If you're starting off with a copy of your application database, it's likely you'll end up writing a query to join, transform, and filter data to prepare it for Hashboard as a denormalized table. It's worth checking which version of MySQL you're on to see what transformation functions are available to you. Also, try to take advantage of indexes to keep queries fast.

Long term, we'd recommend eventually moving your analytics data to a modern data warehouse (like BigQuery or Snowflake) to get the most out of Hashboard.

How to get set up

  1. If you're using MySQL because that's what your application's backend is based on, make sure you're on a read-replica so your analytics queries don't bog down your application database.
  2. Create a read-only user for Hashboard to use (opens in a new tab) and grant it the appropriate permissions.
  3. In Hashboard, go to the Data sources (opens in a new tab) page.
  4. Click + Add connection, select MySQL and fill out the fields below.


  • Connection Name: A nickname for your connection. Not used to connect to your database.
  • Host: The address of your MySQL database.
  • Username: The username.
  • Password: The password.
  • Database: (optional) Specify a schema to limit which tables are available.

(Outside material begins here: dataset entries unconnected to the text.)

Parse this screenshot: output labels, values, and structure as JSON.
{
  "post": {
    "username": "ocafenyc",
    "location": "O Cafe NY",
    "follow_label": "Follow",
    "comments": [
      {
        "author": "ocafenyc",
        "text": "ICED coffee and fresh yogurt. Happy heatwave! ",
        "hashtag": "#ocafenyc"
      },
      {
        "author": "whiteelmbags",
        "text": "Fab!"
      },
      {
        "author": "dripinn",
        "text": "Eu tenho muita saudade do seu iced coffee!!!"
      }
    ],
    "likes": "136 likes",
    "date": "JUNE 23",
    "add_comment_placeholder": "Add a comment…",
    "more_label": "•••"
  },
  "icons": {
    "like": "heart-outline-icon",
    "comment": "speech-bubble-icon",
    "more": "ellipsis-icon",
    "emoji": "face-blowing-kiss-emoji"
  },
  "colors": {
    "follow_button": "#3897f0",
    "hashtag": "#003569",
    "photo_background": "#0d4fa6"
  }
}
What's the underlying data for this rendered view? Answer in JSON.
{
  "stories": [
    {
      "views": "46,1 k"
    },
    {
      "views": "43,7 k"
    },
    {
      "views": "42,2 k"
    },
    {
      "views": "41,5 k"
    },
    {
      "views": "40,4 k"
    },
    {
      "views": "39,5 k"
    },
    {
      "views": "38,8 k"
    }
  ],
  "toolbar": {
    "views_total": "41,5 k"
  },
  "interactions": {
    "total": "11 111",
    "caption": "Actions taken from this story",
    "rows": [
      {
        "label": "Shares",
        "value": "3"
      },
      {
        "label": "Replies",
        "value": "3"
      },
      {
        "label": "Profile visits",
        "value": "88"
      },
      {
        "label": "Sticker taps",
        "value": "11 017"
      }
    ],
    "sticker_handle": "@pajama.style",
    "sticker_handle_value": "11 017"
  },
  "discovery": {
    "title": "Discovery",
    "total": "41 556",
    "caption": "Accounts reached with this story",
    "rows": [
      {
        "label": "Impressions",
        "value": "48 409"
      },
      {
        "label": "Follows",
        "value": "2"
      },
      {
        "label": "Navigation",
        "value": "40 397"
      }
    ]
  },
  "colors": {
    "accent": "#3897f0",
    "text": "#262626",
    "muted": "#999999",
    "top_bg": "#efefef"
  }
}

Otherwise, Hashboard will make all accessible schemas and tables available